[App and web page records]
■ ■ ■

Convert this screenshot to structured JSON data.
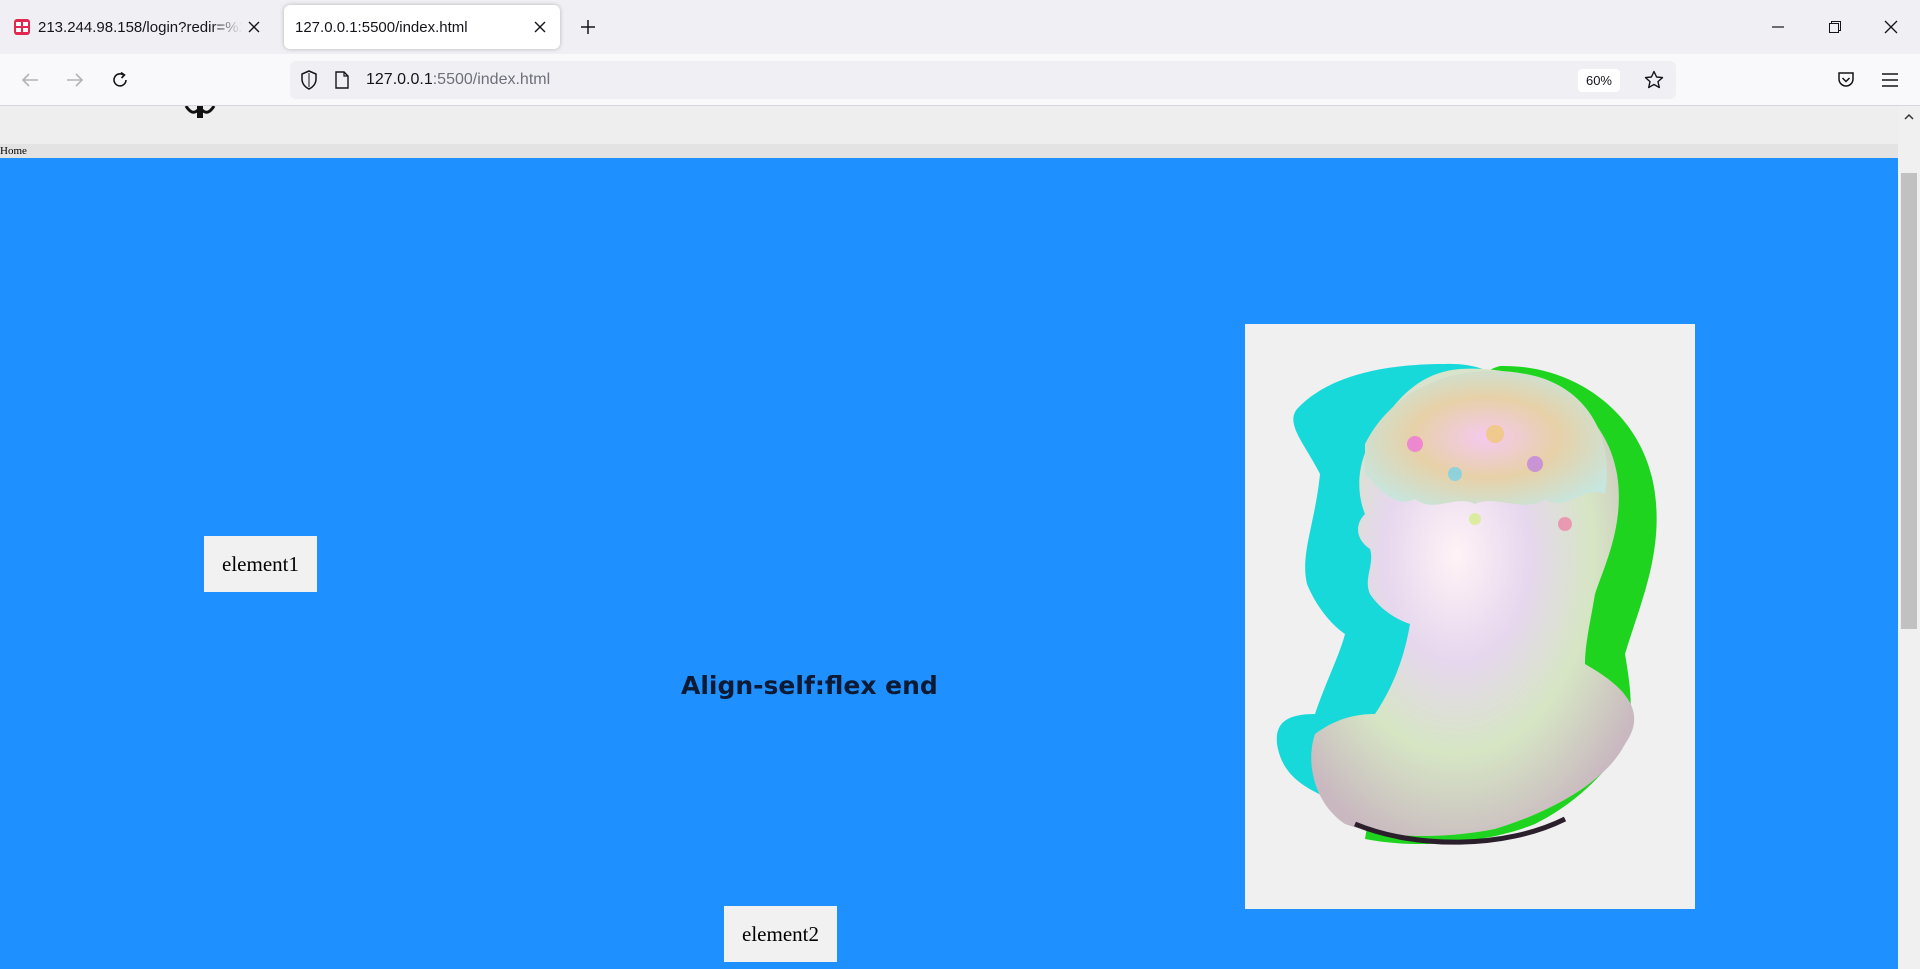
{
  "browser": {
    "tabs": [
      {
        "title": "213.244.98.158/login?redir=%2F",
        "active": false,
        "favicon": "app-favicon",
        "favicon_color": "#e22850"
      },
      {
        "title": "127.0.0.1:5500/index.html",
        "active": true
      }
    ],
    "new_tab_icon": "plus-icon",
    "window_controls": [
      "minimize-icon",
      "restore-icon",
      "close-icon"
    ],
    "nav": {
      "back_icon": "back-arrow-icon",
      "forward_icon": "forward-arrow-icon",
      "reload_icon": "reload-icon"
    },
    "url": {
      "host": "127.0.0.1",
      "rest": ":5500/index.html"
    },
    "zoom": "60%",
    "toolbar_icons": [
      "shield-icon",
      "page-icon",
      "star-icon",
      "pocket-icon",
      "menu-icon"
    ]
  },
  "page": {
    "nav_link": "Home",
    "element1": "element1",
    "element2": "element2",
    "caption": "Align-self:flex end",
    "background_color": "#1e90ff",
    "image": "glitched-statue-bust-image"
  }
}
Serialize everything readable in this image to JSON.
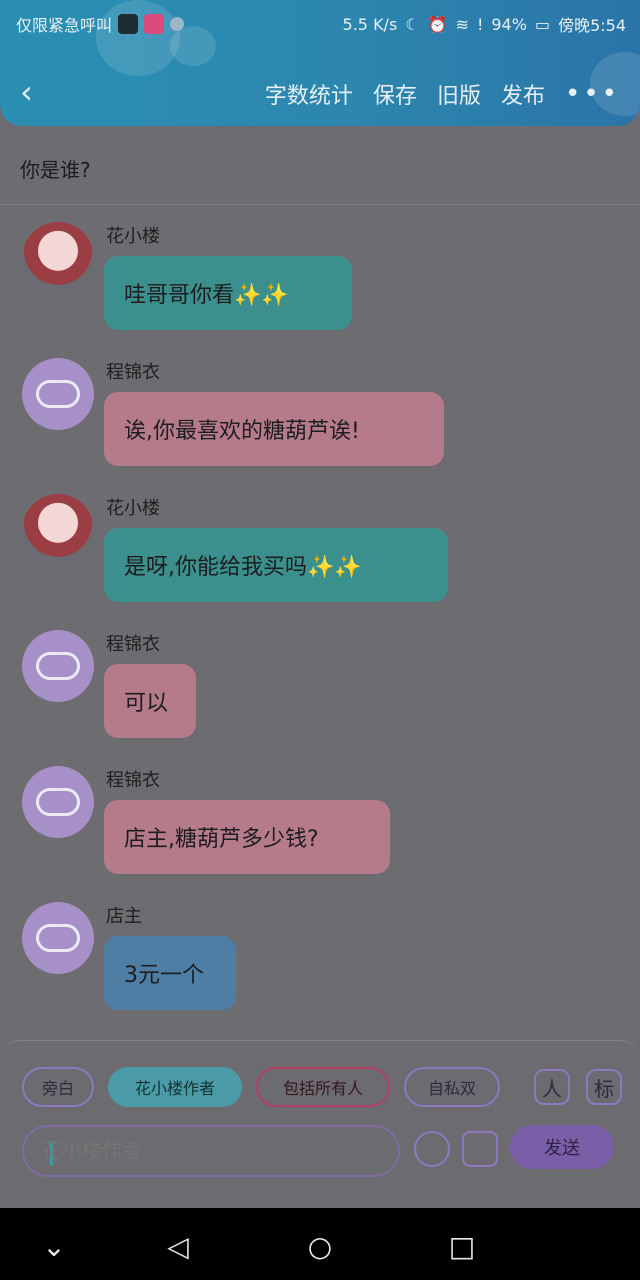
{
  "status_bar": {
    "left_text": "仅限紧急呼叫",
    "network_speed": "5.5 K/s",
    "battery": "94%",
    "time": "傍晚5:54"
  },
  "header": {
    "actions": [
      "字数统计",
      "保存",
      "旧版",
      "发布"
    ],
    "more": "•••"
  },
  "page_title": "你是谁?",
  "messages": [
    {
      "name": "花小楼",
      "text": "哇哥哥你看✨✨",
      "bubble": "teal",
      "avatar": "girl"
    },
    {
      "name": "程锦衣",
      "text": "诶,你最喜欢的糖葫芦诶!",
      "bubble": "pink",
      "avatar": "bubble"
    },
    {
      "name": "花小楼",
      "text": "是呀,你能给我买吗✨✨",
      "bubble": "teal",
      "avatar": "girl"
    },
    {
      "name": "程锦衣",
      "text": "可以",
      "bubble": "pink",
      "avatar": "bubble"
    },
    {
      "name": "程锦衣",
      "text": "店主,糖葫芦多少钱?",
      "bubble": "pink",
      "avatar": "bubble"
    },
    {
      "name": "店主",
      "text": "3元一个",
      "bubble": "blue",
      "avatar": "bubble"
    }
  ],
  "composer": {
    "chips": [
      "旁白",
      "花小楼作者",
      "包括所有人",
      "自私双"
    ],
    "btn_user": "人",
    "btn_tag": "标",
    "input_placeholder": "花小楼作者:",
    "send_label": "发送"
  },
  "colors": {
    "header": "#2a8fb3",
    "teal_bubble": "#3b8f8c",
    "pink_bubble": "#b57b8a",
    "blue_bubble": "#4f7ea4",
    "accent_purple": "#7a5ea8"
  }
}
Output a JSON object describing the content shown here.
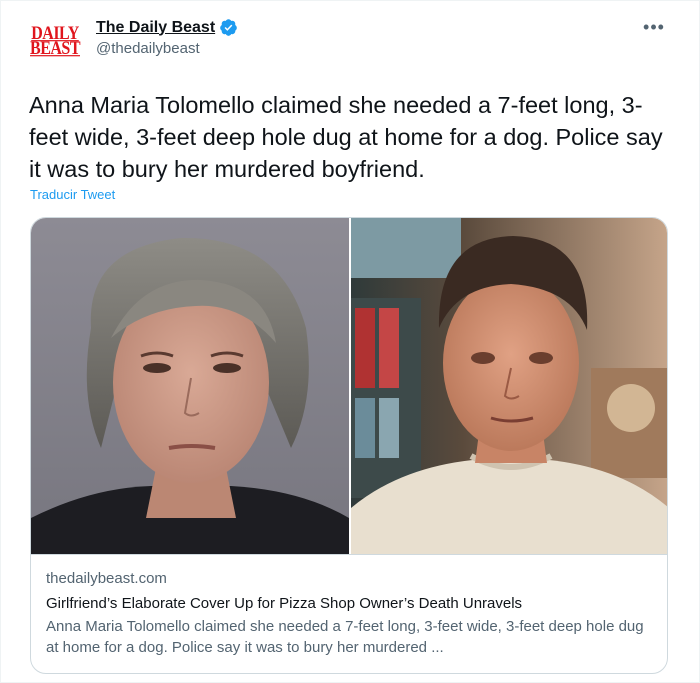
{
  "account": {
    "logo_line1": "DAILY",
    "logo_line2": "BEAST",
    "display_name": "The Daily Beast",
    "handle": "@thedailybeast",
    "verified": true
  },
  "menu": {
    "more_icon": "more-horizontal-icon",
    "more_glyph": "•••"
  },
  "tweet": {
    "text": "Anna Maria Tolomello claimed she needed a 7-feet long, 3-feet wide, 3-feet deep hole dug at home for a dog. Police say it was to bury her murdered boyfriend.",
    "translate_label": "Traducir Tweet"
  },
  "card": {
    "domain": "thedailybeast.com",
    "title": "Girlfriend’s Elaborate Cover Up for Pizza Shop Owner’s Death Unravels",
    "description": "Anna Maria Tolomello claimed she needed a 7-feet long, 3-feet wide, 3-feet deep hole dug at home for a dog. Police say it was to bury her murdered ..."
  },
  "colors": {
    "accent": "#1d9bf0",
    "brand_red": "#e0151d",
    "text_primary": "#0f1419",
    "text_secondary": "#536471",
    "border": "#cfd9de"
  }
}
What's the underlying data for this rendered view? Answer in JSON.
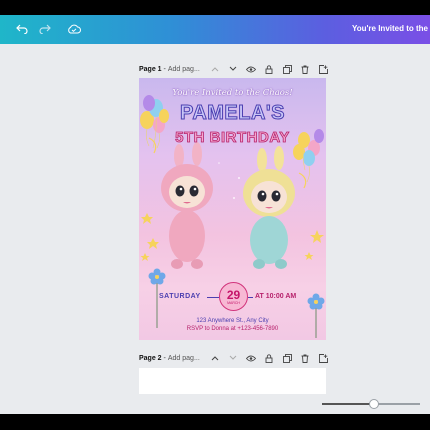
{
  "toolbar": {
    "undo_icon": "undo-icon",
    "redo_icon": "redo-icon",
    "cloud_icon": "cloud-saved-icon",
    "document_title": "You're Invited to the Cha"
  },
  "pages": [
    {
      "label": "Page 1",
      "separator": " - ",
      "title_placeholder": "Add pag...",
      "actions": [
        "chevron-up-icon",
        "chevron-down-icon",
        "eye-icon",
        "lock-icon",
        "copy-icon",
        "trash-icon",
        "add-page-icon"
      ],
      "invitation": {
        "subtitle": "You're Invited to the Chaos!",
        "name": "PAMELA'S",
        "birthday": "5TH BIRTHDAY",
        "day": "SATURDAY",
        "date_number": "29",
        "date_month": "MARCH",
        "time": "AT 10:00 AM",
        "address": "123 Anywhere St., Any City",
        "rsvp": "RSVP to Donna at +123-456-7890"
      }
    },
    {
      "label": "Page 2",
      "separator": " - ",
      "title_placeholder": "Add pag...",
      "actions": [
        "chevron-up-icon",
        "chevron-down-icon",
        "eye-icon",
        "lock-icon",
        "copy-icon",
        "trash-icon",
        "add-page-icon"
      ]
    }
  ],
  "zoom": {
    "level_fraction": 0.53
  },
  "colors": {
    "toolbar_gradient_start": "#1fb6c9",
    "toolbar_gradient_end": "#7a4fe6",
    "canvas_bg": "#e9ebee",
    "accent_purple": "#4b3fb0",
    "accent_pink": "#b7226c"
  }
}
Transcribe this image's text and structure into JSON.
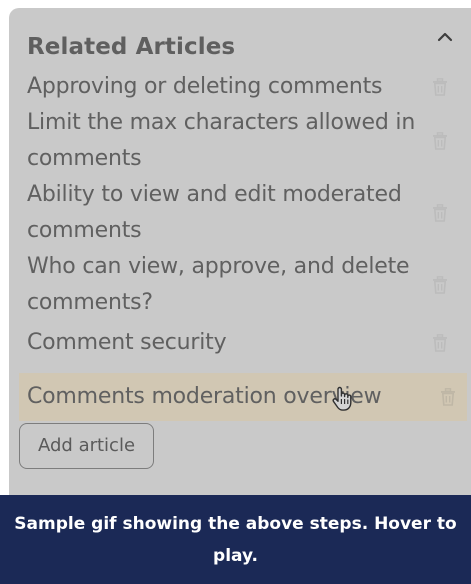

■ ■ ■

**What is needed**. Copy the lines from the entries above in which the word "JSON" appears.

**Exercise answer**.
Convert this screenshot to structured JSON data.
Serialize everything readable in this image to JSON.
Output a JSON object describing the content shown here.
What's the underlying data for this rendered view? Answer in JSON.
Transcribe this image's text and structure into JSON.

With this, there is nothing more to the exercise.